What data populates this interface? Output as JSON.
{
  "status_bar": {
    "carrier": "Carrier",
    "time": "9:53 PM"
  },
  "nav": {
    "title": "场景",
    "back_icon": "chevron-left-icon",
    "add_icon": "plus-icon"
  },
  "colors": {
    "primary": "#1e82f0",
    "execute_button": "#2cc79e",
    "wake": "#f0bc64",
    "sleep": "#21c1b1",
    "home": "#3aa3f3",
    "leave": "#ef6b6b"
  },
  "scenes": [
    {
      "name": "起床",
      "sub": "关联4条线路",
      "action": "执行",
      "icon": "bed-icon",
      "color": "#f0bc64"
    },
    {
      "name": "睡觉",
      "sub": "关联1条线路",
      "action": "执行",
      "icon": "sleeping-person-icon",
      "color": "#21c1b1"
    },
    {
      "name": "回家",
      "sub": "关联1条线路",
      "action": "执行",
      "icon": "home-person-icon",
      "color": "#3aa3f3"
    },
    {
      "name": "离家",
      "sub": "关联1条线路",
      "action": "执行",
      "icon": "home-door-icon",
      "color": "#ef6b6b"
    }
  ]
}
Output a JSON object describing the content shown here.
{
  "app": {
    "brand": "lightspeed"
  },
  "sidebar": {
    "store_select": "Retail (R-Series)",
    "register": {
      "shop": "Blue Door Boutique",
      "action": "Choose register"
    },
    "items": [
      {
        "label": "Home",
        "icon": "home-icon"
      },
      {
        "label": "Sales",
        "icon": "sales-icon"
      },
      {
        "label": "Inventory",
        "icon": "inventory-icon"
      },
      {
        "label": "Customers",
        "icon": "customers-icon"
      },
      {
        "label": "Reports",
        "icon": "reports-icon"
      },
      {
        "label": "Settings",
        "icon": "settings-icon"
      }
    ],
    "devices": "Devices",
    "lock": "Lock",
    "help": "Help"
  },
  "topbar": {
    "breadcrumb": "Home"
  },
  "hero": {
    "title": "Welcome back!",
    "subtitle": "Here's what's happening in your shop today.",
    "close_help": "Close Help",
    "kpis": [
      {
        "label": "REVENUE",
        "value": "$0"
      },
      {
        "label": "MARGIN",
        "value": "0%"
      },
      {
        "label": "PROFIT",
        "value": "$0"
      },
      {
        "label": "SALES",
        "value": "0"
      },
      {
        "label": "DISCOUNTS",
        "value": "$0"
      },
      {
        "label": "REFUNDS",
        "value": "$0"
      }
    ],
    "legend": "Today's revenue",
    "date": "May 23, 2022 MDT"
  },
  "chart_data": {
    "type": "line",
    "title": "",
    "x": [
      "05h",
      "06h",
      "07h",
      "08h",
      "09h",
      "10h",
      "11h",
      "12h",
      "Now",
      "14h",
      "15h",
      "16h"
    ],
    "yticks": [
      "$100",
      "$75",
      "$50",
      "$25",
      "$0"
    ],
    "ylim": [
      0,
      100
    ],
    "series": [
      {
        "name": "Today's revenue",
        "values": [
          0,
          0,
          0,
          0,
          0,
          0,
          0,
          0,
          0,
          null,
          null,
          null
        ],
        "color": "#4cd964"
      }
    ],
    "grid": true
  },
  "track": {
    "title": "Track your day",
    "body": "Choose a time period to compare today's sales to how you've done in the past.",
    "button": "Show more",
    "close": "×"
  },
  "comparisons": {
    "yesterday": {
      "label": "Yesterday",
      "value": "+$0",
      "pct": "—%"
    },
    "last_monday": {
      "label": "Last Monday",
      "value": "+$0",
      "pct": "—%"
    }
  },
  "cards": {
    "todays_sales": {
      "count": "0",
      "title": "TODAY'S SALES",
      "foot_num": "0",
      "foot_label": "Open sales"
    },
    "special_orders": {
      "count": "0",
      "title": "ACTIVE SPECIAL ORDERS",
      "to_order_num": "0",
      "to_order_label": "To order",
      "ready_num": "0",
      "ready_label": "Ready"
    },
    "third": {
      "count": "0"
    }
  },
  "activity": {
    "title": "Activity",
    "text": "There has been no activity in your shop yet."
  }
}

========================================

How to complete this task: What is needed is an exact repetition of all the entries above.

Response for this exercise:
What data populates this interface? Output as JSON.
{
  "status_bar": {
    "carrier": "Carrier",
    "time": "9:53 PM"
  },
  "nav": {
    "title": "场景",
    "back_icon": "chevron-left-icon",
    "add_icon": "plus-icon"
  },
  "colors": {
    "primary": "#1e82f0",
    "execute_button": "#2cc79e",
    "wake": "#f0bc64",
    "sleep": "#21c1b1",
    "home": "#3aa3f3",
    "leave": "#ef6b6b"
  },
  "scenes": [
    {
      "name": "起床",
      "sub": "关联4条线路",
      "action": "执行",
      "icon": "bed-icon",
      "color": "#f0bc64"
    },
    {
      "name": "睡觉",
      "sub": "关联1条线路",
      "action": "执行",
      "icon": "sleeping-person-icon",
      "color": "#21c1b1"
    },
    {
      "name": "回家",
      "sub": "关联1条线路",
      "action": "执行",
      "icon": "home-person-icon",
      "color": "#3aa3f3"
    },
    {
      "name": "离家",
      "sub": "关联1条线路",
      "action": "执行",
      "icon": "home-door-icon",
      "color": "#ef6b6b"
    }
  ]
}
Output a JSON object describing the content shown here.
{
  "app": {
    "brand": "lightspeed"
  },
  "sidebar": {
    "store_select": "Retail (R-Series)",
    "register": {
      "shop": "Blue Door Boutique",
      "action": "Choose register"
    },
    "items": [
      {
        "label": "Home",
        "icon": "home-icon"
      },
      {
        "label": "Sales",
        "icon": "sales-icon"
      },
      {
        "label": "Inventory",
        "icon": "inventory-icon"
      },
      {
        "label": "Customers",
        "icon": "customers-icon"
      },
      {
        "label": "Reports",
        "icon": "reports-icon"
      },
      {
        "label": "Settings",
        "icon": "settings-icon"
      }
    ],
    "devices": "Devices",
    "lock": "Lock",
    "help": "Help"
  },
  "topbar": {
    "breadcrumb": "Home"
  },
  "hero": {
    "title": "Welcome back!",
    "subtitle": "Here's what's happening in your shop today.",
    "close_help": "Close Help",
    "kpis": [
      {
        "label": "REVENUE",
        "value": "$0"
      },
      {
        "label": "MARGIN",
        "value": "0%"
      },
      {
        "label": "PROFIT",
        "value": "$0"
      },
      {
        "label": "SALES",
        "value": "0"
      },
      {
        "label": "DISCOUNTS",
        "value": "$0"
      },
      {
        "label": "REFUNDS",
        "value": "$0"
      }
    ],
    "legend": "Today's revenue",
    "date": "May 23, 2022 MDT"
  },
  "chart_data": {
    "type": "line",
    "title": "",
    "x": [
      "05h",
      "06h",
      "07h",
      "08h",
      "09h",
      "10h",
      "11h",
      "12h",
      "Now",
      "14h",
      "15h",
      "16h"
    ],
    "yticks": [
      "$100",
      "$75",
      "$50",
      "$25",
      "$0"
    ],
    "ylim": [
      0,
      100
    ],
    "series": [
      {
        "name": "Today's revenue",
        "values": [
          0,
          0,
          0,
          0,
          0,
          0,
          0,
          0,
          0,
          null,
          null,
          null
        ],
        "color": "#4cd964"
      }
    ],
    "grid": true
  },
  "track": {
    "title": "Track your day",
    "body": "Choose a time period to compare today's sales to how you've done in the past.",
    "button": "Show more",
    "close": "×"
  },
  "comparisons": {
    "yesterday": {
      "label": "Yesterday",
      "value": "+$0",
      "pct": "—%"
    },
    "last_monday": {
      "label": "Last Monday",
      "value": "+$0",
      "pct": "—%"
    }
  },
  "cards": {
    "todays_sales": {
      "count": "0",
      "title": "TODAY'S SALES",
      "foot_num": "0",
      "foot_label": "Open sales"
    },
    "special_orders": {
      "count": "0",
      "title": "ACTIVE SPECIAL ORDERS",
      "to_order_num": "0",
      "to_order_label": "To order",
      "ready_num": "0",
      "ready_label": "Ready"
    },
    "third": {
      "count": "0"
    }
  },
  "activity": {
    "title": "Activity",
    "text": "There has been no activity in your shop yet."
  }
}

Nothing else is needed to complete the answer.